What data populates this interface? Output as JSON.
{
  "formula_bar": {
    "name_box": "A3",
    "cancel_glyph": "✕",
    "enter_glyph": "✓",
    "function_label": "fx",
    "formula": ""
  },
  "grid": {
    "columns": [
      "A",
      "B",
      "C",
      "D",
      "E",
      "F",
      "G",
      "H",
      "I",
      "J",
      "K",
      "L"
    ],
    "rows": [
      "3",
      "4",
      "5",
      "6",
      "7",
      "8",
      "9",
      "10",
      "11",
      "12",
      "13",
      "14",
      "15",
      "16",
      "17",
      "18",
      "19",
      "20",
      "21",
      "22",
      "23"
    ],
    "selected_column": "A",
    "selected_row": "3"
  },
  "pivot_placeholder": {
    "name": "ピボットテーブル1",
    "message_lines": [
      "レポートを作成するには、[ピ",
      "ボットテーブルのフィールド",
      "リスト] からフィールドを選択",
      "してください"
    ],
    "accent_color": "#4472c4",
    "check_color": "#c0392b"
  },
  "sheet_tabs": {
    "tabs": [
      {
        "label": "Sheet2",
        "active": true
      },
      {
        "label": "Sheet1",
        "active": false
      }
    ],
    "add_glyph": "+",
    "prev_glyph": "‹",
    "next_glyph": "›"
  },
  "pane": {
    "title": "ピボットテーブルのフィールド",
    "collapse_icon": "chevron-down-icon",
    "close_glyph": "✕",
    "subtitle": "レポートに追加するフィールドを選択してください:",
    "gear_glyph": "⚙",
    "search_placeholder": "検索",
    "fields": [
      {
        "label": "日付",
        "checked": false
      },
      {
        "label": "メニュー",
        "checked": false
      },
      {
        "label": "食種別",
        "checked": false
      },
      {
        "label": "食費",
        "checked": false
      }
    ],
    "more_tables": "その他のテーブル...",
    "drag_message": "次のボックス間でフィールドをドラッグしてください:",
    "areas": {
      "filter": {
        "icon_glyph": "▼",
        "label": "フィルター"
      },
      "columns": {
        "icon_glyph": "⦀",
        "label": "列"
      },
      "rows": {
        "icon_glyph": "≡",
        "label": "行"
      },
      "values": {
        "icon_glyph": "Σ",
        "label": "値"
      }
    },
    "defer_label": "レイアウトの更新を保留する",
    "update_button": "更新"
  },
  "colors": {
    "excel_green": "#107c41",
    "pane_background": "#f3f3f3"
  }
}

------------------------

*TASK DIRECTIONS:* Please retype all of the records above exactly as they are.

*ANSWER SECTION:*
What data populates this interface? Output as JSON.
{
  "formula_bar": {
    "name_box": "A3",
    "cancel_glyph": "✕",
    "enter_glyph": "✓",
    "function_label": "fx",
    "formula": ""
  },
  "grid": {
    "columns": [
      "A",
      "B",
      "C",
      "D",
      "E",
      "F",
      "G",
      "H",
      "I",
      "J",
      "K",
      "L"
    ],
    "rows": [
      "3",
      "4",
      "5",
      "6",
      "7",
      "8",
      "9",
      "10",
      "11",
      "12",
      "13",
      "14",
      "15",
      "16",
      "17",
      "18",
      "19",
      "20",
      "21",
      "22",
      "23"
    ],
    "selected_column": "A",
    "selected_row": "3"
  },
  "pivot_placeholder": {
    "name": "ピボットテーブル1",
    "message_lines": [
      "レポートを作成するには、[ピ",
      "ボットテーブルのフィールド",
      "リスト] からフィールドを選択",
      "してください"
    ],
    "accent_color": "#4472c4",
    "check_color": "#c0392b"
  },
  "sheet_tabs": {
    "tabs": [
      {
        "label": "Sheet2",
        "active": true
      },
      {
        "label": "Sheet1",
        "active": false
      }
    ],
    "add_glyph": "+",
    "prev_glyph": "‹",
    "next_glyph": "›"
  },
  "pane": {
    "title": "ピボットテーブルのフィールド",
    "collapse_icon": "chevron-down-icon",
    "close_glyph": "✕",
    "subtitle": "レポートに追加するフィールドを選択してください:",
    "gear_glyph": "⚙",
    "search_placeholder": "検索",
    "fields": [
      {
        "label": "日付",
        "checked": false
      },
      {
        "label": "メニュー",
        "checked": false
      },
      {
        "label": "食種別",
        "checked": false
      },
      {
        "label": "食費",
        "checked": false
      }
    ],
    "more_tables": "その他のテーブル...",
    "drag_message": "次のボックス間でフィールドをドラッグしてください:",
    "areas": {
      "filter": {
        "icon_glyph": "▼",
        "label": "フィルター"
      },
      "columns": {
        "icon_glyph": "⦀",
        "label": "列"
      },
      "rows": {
        "icon_glyph": "≡",
        "label": "行"
      },
      "values": {
        "icon_glyph": "Σ",
        "label": "値"
      }
    },
    "defer_label": "レイアウトの更新を保留する",
    "update_button": "更新"
  },
  "colors": {
    "excel_green": "#107c41",
    "pane_background": "#f3f3f3"
  }
}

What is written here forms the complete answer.